Diane: Thank you so much! What a lovely compliment.
Interesting – in the Yucatan a local chef there taught me Sikil P’ak, which looks roughly similar except for the tortillas which I assume help smooth out/stabilize the emulsion (the local rustic versions were more salsas than sauces esp since they didn’t hull the pepitas, just tossed em on the comal). Great with tortillas or chips. Makes sense, I assume the maya spread pepita-based sauces/salsas in variants all over the region.
He was cooking in a 1-star hotel restaurant so he cross-riffed it as a complex, silky sauce more like yours, though he wasn’t frenchifying it or anything – all traditional ingredients. Silky smooth but green since he was using tomatillos not tomatoes (interestingly he wasnt using achiote even though annato trees grew in every yard). It was for breakfast papadzules; I still make it every now and then for weekend brunch since it’s so elegant and the wife doesn’t like cream and butter in everything.

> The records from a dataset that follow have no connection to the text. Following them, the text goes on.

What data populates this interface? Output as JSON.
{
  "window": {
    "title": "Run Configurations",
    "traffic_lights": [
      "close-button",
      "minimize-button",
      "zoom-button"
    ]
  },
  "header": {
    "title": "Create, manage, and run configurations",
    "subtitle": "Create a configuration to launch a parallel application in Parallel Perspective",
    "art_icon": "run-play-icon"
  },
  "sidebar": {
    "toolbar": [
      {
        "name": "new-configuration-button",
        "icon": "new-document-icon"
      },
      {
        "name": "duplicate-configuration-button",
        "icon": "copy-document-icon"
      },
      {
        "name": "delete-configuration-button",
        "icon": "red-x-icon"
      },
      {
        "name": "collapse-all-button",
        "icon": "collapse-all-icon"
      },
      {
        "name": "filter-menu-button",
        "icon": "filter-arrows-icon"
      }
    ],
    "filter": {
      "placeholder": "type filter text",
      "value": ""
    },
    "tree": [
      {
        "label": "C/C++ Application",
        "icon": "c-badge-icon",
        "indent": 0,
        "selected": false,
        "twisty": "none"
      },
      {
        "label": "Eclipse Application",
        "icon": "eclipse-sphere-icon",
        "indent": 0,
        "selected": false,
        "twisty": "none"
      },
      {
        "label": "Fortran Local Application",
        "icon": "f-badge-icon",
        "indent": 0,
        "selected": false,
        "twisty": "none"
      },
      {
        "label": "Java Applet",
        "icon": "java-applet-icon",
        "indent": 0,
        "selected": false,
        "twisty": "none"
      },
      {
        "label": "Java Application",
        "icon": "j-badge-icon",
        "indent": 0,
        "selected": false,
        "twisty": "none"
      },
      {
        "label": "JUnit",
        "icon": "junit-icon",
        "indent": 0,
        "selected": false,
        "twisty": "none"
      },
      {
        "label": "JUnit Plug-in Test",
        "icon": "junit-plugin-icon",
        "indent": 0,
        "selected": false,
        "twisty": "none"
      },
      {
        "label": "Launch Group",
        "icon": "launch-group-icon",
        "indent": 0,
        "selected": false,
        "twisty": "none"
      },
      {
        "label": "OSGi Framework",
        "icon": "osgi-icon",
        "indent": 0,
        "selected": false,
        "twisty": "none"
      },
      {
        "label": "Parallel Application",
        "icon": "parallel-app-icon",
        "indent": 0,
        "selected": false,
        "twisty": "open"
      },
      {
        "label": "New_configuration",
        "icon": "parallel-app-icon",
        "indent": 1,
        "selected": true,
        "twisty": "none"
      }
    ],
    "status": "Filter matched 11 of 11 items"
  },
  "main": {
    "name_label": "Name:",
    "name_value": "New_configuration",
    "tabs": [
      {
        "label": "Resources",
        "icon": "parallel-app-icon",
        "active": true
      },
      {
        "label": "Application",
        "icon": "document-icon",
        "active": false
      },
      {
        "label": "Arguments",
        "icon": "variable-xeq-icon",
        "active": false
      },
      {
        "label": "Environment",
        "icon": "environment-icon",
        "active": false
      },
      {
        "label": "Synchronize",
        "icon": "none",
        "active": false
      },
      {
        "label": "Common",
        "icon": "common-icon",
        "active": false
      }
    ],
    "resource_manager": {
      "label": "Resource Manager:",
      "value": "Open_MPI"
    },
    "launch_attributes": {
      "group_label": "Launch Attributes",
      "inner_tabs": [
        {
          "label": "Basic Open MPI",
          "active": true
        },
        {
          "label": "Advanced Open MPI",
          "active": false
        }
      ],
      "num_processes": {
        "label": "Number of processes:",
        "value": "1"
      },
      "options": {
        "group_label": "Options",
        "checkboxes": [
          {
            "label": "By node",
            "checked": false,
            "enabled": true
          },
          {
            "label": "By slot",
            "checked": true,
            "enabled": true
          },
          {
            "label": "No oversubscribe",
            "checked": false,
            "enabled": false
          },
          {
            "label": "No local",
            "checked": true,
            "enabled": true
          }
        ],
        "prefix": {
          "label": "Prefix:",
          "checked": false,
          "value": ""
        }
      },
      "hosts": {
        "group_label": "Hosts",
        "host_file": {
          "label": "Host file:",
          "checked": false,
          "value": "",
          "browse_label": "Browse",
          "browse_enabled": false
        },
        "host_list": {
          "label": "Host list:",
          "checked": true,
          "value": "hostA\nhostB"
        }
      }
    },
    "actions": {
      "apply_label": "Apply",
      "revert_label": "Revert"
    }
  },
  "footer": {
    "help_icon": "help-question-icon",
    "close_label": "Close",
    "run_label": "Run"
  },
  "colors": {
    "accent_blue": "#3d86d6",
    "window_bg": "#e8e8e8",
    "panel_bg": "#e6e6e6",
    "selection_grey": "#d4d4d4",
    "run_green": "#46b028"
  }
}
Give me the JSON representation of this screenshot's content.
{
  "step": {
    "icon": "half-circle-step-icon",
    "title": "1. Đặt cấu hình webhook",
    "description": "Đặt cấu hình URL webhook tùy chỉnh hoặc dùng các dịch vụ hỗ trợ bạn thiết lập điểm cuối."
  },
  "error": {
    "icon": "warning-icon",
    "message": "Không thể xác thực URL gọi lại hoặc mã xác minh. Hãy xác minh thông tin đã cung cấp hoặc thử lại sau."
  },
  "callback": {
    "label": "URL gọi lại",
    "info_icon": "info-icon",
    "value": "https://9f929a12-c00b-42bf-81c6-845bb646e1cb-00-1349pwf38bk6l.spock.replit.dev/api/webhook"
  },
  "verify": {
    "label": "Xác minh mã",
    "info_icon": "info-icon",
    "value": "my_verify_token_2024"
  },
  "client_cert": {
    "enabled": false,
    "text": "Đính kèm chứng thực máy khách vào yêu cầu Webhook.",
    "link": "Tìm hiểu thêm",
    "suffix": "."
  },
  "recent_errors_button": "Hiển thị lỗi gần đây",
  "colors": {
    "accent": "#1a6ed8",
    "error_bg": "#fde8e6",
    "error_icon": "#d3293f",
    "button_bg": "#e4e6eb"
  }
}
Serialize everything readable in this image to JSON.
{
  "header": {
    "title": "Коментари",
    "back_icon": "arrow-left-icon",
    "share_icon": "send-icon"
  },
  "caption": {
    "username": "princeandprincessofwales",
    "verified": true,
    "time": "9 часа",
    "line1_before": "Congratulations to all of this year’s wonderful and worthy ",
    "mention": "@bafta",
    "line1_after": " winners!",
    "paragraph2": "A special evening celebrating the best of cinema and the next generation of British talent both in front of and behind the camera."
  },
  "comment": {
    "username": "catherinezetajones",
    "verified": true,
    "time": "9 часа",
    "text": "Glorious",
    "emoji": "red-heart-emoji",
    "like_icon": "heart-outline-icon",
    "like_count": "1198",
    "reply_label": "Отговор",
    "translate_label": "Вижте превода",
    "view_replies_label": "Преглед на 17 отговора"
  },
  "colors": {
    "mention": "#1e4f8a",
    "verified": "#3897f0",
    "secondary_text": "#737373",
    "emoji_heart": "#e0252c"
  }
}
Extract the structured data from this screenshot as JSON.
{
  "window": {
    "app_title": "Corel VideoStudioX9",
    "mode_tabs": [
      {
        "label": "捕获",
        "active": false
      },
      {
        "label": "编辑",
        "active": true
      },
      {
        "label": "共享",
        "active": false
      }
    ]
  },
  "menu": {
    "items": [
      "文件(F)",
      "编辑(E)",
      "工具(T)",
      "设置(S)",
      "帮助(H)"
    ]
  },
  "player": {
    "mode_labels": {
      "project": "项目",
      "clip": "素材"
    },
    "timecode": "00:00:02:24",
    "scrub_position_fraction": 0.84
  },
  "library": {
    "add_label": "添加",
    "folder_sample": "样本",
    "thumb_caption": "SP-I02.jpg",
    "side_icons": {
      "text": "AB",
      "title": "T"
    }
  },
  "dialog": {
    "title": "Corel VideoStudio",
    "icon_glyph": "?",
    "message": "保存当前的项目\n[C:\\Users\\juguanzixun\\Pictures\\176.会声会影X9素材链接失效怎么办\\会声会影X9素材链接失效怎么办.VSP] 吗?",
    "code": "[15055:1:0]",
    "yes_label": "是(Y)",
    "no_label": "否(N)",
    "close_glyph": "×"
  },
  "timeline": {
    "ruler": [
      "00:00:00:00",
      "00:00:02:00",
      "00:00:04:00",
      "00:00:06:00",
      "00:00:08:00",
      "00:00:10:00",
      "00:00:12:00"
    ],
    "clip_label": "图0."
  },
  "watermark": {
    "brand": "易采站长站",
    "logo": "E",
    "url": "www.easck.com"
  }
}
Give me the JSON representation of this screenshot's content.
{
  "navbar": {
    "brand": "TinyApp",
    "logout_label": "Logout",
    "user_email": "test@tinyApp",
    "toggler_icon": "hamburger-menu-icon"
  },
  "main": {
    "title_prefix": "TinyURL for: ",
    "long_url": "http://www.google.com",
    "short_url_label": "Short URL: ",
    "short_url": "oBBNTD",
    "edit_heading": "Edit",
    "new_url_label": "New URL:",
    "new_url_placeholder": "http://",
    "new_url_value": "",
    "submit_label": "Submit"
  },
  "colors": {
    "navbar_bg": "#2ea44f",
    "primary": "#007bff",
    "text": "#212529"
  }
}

Bayless has a good version for papadzules that approaches yours, lots of extra steps that make it more like a creamy siikil than the “standard” pepita-and-epazote simply papadzule sauce you mostly get. Comes out sort of halfway between green papadzule sauce and chirmol in color.
Big bag of pepitas in the Covid freezer and epazote in the back yard, so I’ll give it a shot tonight, thanks.
This one looks great, Hank. I can’t wait to make it. It’ll give me a good excuse to go out and get some crab too!
G’Morning Hank. This looks great, but I was wondering, is this supposed to be a thin sauce like tabasco, or maybe a little thicker?
Joyce: As you can see, it is a thick sauce. Tabasco sauce is from Louisiana. It has nothing to do with the Mexican state of Tabasco.